──────── Records for this task ────────

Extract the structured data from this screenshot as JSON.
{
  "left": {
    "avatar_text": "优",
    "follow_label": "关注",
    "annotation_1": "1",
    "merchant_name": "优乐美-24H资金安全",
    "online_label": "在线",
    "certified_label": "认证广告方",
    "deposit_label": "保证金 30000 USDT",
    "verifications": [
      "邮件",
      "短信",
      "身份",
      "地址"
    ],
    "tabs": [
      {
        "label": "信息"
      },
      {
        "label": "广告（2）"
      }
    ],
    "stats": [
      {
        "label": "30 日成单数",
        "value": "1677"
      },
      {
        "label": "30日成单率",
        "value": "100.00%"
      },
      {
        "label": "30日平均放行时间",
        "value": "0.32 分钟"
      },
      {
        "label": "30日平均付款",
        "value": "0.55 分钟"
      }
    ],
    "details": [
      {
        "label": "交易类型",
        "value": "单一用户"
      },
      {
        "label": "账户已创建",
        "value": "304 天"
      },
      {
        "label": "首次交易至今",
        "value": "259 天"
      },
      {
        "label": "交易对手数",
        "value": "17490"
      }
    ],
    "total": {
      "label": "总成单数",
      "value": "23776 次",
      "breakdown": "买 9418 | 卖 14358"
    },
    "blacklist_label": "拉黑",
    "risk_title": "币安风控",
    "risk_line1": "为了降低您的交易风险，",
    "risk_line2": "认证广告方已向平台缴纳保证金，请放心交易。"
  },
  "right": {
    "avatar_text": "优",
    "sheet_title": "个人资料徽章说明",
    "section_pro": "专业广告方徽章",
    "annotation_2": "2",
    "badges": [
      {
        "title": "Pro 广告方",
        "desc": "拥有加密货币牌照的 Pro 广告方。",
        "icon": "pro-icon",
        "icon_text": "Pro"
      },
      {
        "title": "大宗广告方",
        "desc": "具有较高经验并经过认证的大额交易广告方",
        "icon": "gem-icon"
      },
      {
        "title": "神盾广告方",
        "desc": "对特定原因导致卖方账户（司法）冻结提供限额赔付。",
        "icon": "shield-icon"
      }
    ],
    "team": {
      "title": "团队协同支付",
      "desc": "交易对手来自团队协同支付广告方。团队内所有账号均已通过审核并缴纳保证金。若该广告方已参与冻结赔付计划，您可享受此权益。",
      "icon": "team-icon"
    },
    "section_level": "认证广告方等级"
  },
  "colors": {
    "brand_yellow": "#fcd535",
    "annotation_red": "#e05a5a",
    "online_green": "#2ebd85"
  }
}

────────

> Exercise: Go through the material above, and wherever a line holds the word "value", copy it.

> Response for this exercise:
        "value": "1677"
        "value": "100.00%"
        "value": "0.32 分钟"
        "value": "0.55 分钟"
        "value": "单一用户"
        "value": "304 天"
        "value": "259 天"
        "value": "17490"
      "value": "23776 次",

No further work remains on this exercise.